By: Jillian Becquet Photo Courtesy of: Corpus Christi Public Libraries
For students graduating from high school during the Great Depression, stakes were high. They needed to work to support themselves and their families, but many also sought to further their education by continuing into college. To meet this need, Corpus Christi Independent School District opened Corpus Christi Junior College in 1935.
When students step foot on the East Campus today, there is a sense of the history of the campus – students still attend classes in the Memorial Classroom Building, the oldest on campus. But really, it’s the students of Roy Miller High School who are walking in the footsteps of the original CCJC students.
The college borrowed classrooms in several buildings, including Corpus Christi High, and 154 students took evening classes to leave their days free for work. This made college inexpensive and flexible, so education didn’t have to be put on hold during the Depression. As the school grew, it gained its accreditation and became its own entity as Del Mar College, independent of CCISD.
After WWII, demand surged, and Del Mar offered training in trades and professions that were in demand in a growing Corpus Christi. By 1957, the new programs grew onto an entirely new West Campus on 10 acres of donated land.

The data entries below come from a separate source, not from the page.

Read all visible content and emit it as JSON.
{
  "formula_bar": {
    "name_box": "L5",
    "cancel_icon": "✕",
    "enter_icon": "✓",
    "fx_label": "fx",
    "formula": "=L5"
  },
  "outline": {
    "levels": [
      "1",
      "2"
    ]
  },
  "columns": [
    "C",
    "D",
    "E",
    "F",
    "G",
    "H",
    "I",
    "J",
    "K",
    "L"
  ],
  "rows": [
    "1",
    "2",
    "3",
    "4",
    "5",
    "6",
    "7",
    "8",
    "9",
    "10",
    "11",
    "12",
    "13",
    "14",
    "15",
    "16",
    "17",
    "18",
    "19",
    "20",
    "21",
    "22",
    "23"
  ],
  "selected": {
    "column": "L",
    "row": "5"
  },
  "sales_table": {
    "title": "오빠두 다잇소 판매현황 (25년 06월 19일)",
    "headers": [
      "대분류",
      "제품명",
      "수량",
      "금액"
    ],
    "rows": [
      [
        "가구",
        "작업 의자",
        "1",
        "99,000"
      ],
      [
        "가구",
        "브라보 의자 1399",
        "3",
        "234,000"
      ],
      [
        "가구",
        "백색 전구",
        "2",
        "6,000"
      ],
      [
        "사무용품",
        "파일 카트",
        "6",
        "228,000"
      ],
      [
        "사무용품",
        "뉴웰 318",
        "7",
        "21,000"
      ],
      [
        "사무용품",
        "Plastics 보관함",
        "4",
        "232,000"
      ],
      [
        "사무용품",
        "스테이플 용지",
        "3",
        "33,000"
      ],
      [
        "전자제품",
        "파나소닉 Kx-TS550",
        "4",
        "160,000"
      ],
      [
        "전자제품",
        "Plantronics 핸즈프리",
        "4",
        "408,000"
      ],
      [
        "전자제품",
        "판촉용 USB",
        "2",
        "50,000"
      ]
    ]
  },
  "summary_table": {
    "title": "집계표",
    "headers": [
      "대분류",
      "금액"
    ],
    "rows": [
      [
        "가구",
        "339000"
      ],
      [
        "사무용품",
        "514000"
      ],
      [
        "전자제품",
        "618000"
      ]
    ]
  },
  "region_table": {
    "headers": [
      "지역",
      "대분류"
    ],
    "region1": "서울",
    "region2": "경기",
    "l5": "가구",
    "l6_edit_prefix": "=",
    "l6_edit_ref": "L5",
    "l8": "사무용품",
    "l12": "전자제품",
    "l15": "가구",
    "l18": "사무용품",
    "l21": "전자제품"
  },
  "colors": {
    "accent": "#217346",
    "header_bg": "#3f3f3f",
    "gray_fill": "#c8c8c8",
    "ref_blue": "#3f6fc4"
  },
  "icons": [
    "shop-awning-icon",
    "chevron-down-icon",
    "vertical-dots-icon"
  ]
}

In the next few years, as Del Mar expands into a new campus for the first time in over six decades, it will open even more doors for learning in the Coastal Bend – a long way from temporary locations and borrowed classrooms.